Filter Theatre’s ‘Twelfth Night’: more of a gig than a regular piece of theater

Oliver Dimsdale and Poppy Miller in Filter Theatre Company’s production of Twelfth Night, which is being performed at Cal Performances March 22-26. Photo: Robert Day

“It’s more akin to seeing a gig, than it is to seeing a regular piece of theater,” explained Ferdy Roberts, associate director of Filter Theatre, which opens its production of Shakespeare’s Twelfth Night on Wednesday as part of Cal Performances. “Expect a bit of rock & roll.”

Roberts and his co-founder, Oliver Dimsdale, explained Filter’s approach at the Page & Stage “book club” on Monday night at The Musical Offering Café Bistro. Dimsdale and Roberts founded Filter when they were students at London’s Guildhall School of Music & Drama in the ’90s. As theater students, they did a lot of socializing with musicians, but had no academic interaction with them.

“We wanted to bring acting and music together,” Roberts explained. “We’re more like a band works than a traditional theater company.”

“Traditional” actually is a loaded work for the Filter founders. In their view, some of what their group does harks back to an older theater tradition, one that might have been familiar in Elizabethan England, but it seems Filter is stuck with the label of “experimental theater.”

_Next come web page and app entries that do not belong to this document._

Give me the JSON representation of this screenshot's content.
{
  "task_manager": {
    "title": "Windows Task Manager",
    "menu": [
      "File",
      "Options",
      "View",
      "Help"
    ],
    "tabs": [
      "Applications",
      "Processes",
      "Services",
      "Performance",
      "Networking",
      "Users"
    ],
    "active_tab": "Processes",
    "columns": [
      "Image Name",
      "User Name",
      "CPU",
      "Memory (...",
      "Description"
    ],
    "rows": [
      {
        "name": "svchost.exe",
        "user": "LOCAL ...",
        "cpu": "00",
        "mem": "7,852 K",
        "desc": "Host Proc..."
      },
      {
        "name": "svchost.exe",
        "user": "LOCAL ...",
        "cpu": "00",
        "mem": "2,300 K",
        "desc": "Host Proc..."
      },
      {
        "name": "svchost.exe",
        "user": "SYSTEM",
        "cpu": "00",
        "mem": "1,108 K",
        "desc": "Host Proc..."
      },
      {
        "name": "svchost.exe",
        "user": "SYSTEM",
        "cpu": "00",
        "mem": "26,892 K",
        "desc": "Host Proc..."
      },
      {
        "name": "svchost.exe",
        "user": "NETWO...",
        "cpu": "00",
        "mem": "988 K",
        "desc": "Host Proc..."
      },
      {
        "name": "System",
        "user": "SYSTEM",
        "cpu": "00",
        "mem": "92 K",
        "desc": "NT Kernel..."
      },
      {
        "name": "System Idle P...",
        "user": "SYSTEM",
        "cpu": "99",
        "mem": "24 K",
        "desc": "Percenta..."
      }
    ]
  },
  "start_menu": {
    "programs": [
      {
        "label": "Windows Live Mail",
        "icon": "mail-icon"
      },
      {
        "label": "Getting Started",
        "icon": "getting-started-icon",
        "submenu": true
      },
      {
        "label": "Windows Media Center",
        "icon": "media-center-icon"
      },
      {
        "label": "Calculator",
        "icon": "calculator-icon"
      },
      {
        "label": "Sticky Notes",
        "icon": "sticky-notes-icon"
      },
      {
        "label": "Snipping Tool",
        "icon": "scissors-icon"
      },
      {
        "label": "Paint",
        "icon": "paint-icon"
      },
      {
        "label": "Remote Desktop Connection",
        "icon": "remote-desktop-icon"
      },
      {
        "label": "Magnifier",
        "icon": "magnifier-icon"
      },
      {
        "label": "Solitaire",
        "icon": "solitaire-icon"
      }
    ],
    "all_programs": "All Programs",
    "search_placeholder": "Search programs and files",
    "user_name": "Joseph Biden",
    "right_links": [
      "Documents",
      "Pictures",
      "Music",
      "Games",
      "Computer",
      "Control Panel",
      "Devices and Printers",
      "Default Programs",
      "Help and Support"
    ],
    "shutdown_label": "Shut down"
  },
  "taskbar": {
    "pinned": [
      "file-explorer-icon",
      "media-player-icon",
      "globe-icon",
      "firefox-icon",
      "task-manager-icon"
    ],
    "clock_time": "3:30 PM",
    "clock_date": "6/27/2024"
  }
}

Many of Filter’s productions involve devising new works. Their first production, Faster, took science writer James Gleick’s book of the same title about the acceleration of modern life and became a hit at London’s Battersea Arts Centre. Filter worked the same alchemy with Water, which explored global warming, and with Silence, which explored urban noise. But Filter has also tackled classic works of theater by Brecht, Chekhov and Shakespeare.

The Twelfth Night that opens at Zellerbach Playhouse on Wednesday resulted from a collaboration with two icons of “traditional” theater. First, Filter were workshopping some ideas at the National Theatre in London and then-NT artistic director Nicholas Hytner encouraged them to work on two plays, Twelfth Night and Chekhov’s Three Sisters. Then Filter were commissioned in 2006 by the Royal Shakespeare Company (RSC) to take part in a festival of Shakespeare’s complete works. The commission came with a catch: the budget meant that Filter could only use six actors and two musicians. Twelfth Night has 15 characters.

Working with director Sean Holmes, Filter figured out ways to double up some of the roles and made some abridgments to the original text (about a quarter of the play is edited out). The co-founders are both key actors in the company. Roberts plays Malvolio – “you’ll see me humiliated, I mean really humiliated” – and Dimsdale plays Sir Toby Belch – “Belch is really an alcoholic, and there’s nothing funny about an alcoholic.”

Roberts said Filter were fortunate in their timing when they started on their “response to Twelfth Night,” because Holmes had just finished a stint directing at the RSC. According to Roberts, Holmes “felt straitjacketed by all that money” in a main stage RSC production.

By contrast, Filter is eager to try new things. Roberts said it demonstrates the different attitude of musicians compared to theater folk.


“Their approach is, ‘Why not?'” he said.

Dimsdale said Filter’s approach marks a strong contrast to the director-led style that dominates UK theater.

“You allow yourself in the midst of rehearsal to make discoveries,” he said. “At the end, you have something of a journey that everyone has come through.”

And how does the Filter approach manifest in Twelfth Night?

“Our production has a lot of heart,” Dimsdale said, “and it has a lot of tomfoolery and silliness as well.”


“Over the years, we have had quite a few people stand up and say, ‘How dare you do this to Shakespeare?'” Roberts said. “We’d rather have an audience that is divided – love it and hate it – than have people say, ‘Oh, that was nice. Where should we go for dinner?'”

Twelfth Night is at the Zellerbach Playhouse Wednesday through Friday, March 22-24, 8 p.m., Saturday, March 25, 2 p.m. and 8 p.m., and Sunday, March 26, 3 p.m. Tickets are available from Cal Performances